• WORK INSTRUCTIONS: Return only those lines of the listing in which "likes" appears.
···
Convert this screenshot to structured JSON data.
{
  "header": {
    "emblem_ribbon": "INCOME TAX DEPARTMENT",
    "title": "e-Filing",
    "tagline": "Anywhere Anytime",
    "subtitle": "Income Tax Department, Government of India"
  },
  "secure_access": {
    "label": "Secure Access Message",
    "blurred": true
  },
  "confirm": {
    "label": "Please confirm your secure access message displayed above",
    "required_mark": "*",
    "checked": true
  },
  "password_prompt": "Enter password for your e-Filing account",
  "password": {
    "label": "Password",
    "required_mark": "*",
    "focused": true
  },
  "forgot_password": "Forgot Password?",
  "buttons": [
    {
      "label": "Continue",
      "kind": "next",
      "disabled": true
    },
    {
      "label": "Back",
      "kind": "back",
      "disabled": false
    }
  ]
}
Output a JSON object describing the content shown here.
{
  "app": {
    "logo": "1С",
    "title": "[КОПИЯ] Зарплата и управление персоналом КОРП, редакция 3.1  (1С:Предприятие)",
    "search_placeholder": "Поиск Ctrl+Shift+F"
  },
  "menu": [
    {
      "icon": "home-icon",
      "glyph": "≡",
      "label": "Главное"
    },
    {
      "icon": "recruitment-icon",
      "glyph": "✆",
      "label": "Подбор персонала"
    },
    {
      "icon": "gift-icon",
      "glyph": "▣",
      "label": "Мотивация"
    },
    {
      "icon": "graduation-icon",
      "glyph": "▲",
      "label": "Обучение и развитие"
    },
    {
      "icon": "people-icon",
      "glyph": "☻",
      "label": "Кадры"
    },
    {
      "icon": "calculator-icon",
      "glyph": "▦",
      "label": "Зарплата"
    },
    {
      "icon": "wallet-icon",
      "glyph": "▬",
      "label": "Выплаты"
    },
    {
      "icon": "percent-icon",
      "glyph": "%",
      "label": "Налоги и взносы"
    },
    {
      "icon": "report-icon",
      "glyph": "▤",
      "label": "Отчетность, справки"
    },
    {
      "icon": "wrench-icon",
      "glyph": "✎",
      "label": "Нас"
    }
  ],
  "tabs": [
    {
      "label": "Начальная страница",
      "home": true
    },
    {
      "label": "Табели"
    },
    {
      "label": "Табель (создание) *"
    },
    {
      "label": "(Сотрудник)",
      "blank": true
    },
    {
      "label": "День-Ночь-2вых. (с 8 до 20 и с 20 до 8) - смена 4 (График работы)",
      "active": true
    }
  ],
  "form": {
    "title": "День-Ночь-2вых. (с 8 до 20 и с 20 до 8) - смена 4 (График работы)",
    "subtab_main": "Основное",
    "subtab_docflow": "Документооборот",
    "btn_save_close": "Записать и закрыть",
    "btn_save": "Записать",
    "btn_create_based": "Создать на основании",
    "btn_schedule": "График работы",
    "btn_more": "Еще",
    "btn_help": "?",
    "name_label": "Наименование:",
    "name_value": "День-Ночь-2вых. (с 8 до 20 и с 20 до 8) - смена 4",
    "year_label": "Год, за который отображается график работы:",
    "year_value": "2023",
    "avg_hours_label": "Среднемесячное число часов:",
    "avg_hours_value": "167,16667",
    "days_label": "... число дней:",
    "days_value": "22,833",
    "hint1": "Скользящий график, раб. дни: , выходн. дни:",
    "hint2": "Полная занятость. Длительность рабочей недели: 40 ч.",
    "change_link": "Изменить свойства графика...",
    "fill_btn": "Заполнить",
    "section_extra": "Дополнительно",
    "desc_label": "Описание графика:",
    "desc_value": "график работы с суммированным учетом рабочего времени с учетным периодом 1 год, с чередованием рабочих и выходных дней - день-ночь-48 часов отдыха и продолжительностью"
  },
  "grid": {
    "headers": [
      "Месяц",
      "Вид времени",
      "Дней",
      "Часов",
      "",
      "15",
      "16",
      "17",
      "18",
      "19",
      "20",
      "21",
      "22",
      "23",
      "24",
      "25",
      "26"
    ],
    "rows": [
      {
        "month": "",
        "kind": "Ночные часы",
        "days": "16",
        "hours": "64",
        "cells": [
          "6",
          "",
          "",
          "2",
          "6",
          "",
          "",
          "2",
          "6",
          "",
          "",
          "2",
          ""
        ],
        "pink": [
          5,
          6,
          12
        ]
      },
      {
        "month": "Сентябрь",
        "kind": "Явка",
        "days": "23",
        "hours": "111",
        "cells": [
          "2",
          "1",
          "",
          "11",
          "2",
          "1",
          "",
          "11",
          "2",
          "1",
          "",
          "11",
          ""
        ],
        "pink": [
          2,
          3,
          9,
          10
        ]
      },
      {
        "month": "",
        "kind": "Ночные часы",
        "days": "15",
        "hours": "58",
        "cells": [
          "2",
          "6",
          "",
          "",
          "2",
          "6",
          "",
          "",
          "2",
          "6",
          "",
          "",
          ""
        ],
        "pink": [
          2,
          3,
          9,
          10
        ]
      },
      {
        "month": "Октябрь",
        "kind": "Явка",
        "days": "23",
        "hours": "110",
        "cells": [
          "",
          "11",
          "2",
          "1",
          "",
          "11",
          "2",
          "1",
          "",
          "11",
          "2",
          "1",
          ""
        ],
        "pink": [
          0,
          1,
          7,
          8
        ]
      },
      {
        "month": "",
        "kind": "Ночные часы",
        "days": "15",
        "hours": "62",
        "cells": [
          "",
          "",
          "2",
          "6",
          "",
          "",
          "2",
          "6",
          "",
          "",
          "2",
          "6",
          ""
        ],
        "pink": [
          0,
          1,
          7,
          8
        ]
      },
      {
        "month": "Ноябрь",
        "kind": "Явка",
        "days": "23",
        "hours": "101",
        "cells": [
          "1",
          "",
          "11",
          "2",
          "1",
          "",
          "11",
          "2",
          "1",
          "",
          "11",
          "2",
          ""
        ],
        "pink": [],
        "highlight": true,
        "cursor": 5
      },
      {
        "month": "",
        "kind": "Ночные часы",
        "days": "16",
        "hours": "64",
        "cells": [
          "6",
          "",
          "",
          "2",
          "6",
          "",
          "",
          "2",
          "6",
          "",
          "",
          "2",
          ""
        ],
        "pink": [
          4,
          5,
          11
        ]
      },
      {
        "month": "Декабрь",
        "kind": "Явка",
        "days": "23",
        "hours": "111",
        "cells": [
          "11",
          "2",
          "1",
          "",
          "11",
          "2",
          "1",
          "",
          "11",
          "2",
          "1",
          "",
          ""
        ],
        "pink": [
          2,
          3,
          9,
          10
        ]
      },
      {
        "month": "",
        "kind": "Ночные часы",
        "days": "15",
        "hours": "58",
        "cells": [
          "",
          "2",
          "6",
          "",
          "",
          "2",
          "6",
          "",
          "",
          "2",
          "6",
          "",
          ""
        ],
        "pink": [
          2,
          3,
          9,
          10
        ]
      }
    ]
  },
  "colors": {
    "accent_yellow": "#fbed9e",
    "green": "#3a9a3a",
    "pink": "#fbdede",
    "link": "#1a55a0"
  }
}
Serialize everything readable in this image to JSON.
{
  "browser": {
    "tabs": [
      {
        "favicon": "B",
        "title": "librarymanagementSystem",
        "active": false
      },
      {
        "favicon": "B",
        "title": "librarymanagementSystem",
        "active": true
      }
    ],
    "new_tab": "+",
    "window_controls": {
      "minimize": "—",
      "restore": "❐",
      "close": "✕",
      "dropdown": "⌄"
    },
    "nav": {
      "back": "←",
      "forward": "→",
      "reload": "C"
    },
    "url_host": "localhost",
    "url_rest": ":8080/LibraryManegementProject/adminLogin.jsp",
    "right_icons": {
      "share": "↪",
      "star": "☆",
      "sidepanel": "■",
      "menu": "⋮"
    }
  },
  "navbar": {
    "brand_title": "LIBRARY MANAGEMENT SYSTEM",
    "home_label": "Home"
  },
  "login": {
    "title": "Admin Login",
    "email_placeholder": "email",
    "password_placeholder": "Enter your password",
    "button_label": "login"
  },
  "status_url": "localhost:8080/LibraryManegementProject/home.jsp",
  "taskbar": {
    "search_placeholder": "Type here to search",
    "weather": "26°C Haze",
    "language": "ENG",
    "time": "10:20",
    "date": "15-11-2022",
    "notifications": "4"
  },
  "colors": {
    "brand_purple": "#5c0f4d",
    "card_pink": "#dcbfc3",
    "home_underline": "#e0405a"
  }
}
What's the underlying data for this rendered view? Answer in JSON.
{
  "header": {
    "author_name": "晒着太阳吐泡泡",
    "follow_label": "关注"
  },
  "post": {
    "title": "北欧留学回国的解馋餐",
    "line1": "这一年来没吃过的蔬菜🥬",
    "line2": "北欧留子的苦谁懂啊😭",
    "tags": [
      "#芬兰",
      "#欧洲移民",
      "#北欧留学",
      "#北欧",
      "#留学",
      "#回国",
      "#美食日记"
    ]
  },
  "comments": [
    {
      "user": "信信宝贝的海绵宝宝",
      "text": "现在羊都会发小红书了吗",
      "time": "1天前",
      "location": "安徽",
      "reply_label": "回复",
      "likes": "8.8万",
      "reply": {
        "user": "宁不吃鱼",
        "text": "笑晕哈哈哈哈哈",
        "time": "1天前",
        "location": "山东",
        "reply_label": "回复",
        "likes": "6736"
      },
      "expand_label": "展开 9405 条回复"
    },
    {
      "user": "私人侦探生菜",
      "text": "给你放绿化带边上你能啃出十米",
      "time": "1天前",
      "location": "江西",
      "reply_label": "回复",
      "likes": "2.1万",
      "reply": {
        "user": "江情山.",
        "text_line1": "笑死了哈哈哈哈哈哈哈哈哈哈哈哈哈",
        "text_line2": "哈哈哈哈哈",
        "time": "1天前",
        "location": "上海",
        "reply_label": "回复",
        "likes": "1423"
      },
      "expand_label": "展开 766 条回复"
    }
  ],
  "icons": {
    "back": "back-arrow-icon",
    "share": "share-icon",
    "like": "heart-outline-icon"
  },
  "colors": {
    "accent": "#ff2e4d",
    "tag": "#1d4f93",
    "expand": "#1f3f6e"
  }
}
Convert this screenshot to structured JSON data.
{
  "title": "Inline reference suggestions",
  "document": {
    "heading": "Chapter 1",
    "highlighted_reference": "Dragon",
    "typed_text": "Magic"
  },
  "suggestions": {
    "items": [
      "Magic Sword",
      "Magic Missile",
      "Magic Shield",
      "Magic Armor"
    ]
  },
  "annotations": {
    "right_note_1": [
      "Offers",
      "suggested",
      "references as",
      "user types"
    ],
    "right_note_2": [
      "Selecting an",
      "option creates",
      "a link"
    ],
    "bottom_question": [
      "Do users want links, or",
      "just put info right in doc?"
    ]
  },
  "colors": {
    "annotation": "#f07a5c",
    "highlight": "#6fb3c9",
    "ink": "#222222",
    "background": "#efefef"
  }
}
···
• ANSWER SECTION:
      "likes": "8.8万",
        "likes": "6736"
      "likes": "2.1万",
        "likes": "1423"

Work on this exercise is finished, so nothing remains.